Note that for this, it is however necessary to have a compatible smartphone and to have given the appropriate permissions to the application.
As we already know, the security has been improved in Android P. Thus, applications that run in the background can no longer access the microphone or the camera. In addition, sensors such as accelerometers or gyroscopes stop sending information.
A screenshots editor
Long press on the power button now has three options: “power off,” “restart” and “screenshot.” A new image editing software has been added and is proposed during a capture.
Support for HDR VP9 videos and HEIF format images
Android P now supports the HDR VP9 Profile 2 and the High-Efficiency Image File Format (HEIF). The first will allow compatible devices to display more easily HDR content, including YouTube or Play Movies for example, while the latter offers a more efficient compression of images. In theory, we are talking about images containing twice as much data as a simple JPEG for similar file size.
A better-optimized system
Android P contains a large number of improvements and optimizations. Among other things, changes in ART (Android RunTime) promise a faster launch of applications and lower consumption of RAM, while refinements of Doze and App Standby modes should increase the autonomy of our terminals.
The energy saving mode has also been reviewed and can now be activated automatically when the battery life reaches a certain percentage of battery, now set by the user between 5 and 70%. In addition, the status bar no longer turns to neon orange when this mode is activated (phew!).
Also, note that the remaining battery percentage is now displayed on the phone’s idle screen.
Standardization of fingerprint sensors
Applications that ask the user to put their finger on the fingerprint sensor for one reason or another are many, but all do it in their own way. To standardize this, Android P adds an API with a clear and accurate display of the fingerprint request.
Applications using the Network Security Configuration will have their unencrypted traffic blocked so that HTTP connections go into TLS for more security. The user can however choose a transfer in clear under certain conditions.

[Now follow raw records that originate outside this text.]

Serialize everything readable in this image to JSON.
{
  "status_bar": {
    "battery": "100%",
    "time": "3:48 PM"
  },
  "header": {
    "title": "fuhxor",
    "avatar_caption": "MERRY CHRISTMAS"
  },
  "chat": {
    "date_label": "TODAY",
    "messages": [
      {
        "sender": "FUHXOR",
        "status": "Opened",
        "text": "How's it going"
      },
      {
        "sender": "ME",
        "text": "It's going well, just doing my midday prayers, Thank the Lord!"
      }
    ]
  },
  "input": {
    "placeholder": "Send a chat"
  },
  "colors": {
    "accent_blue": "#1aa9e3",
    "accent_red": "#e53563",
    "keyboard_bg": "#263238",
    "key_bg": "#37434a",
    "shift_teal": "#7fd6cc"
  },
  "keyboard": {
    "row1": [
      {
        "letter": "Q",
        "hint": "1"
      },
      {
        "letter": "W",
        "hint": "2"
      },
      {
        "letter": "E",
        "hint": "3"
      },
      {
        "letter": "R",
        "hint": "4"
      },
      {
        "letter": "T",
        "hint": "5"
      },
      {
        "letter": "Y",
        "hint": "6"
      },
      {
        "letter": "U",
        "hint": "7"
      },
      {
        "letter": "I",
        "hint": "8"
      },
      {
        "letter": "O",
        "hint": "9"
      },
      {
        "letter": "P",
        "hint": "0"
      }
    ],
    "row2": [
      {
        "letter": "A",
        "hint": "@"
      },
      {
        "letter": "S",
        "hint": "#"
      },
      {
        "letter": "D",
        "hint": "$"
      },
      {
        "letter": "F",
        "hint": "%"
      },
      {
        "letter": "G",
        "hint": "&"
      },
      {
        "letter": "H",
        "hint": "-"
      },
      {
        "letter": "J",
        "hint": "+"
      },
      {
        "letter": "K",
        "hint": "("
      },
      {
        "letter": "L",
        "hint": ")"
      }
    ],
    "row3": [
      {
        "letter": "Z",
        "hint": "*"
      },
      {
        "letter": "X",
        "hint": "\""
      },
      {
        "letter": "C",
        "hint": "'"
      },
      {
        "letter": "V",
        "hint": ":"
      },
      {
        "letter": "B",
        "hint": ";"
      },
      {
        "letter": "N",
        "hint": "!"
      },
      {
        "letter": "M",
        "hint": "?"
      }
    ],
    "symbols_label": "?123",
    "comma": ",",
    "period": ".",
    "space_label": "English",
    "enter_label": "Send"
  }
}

In addition, the autocompletion function implemented in Android N has been improved to increase its compatibility with different password managers.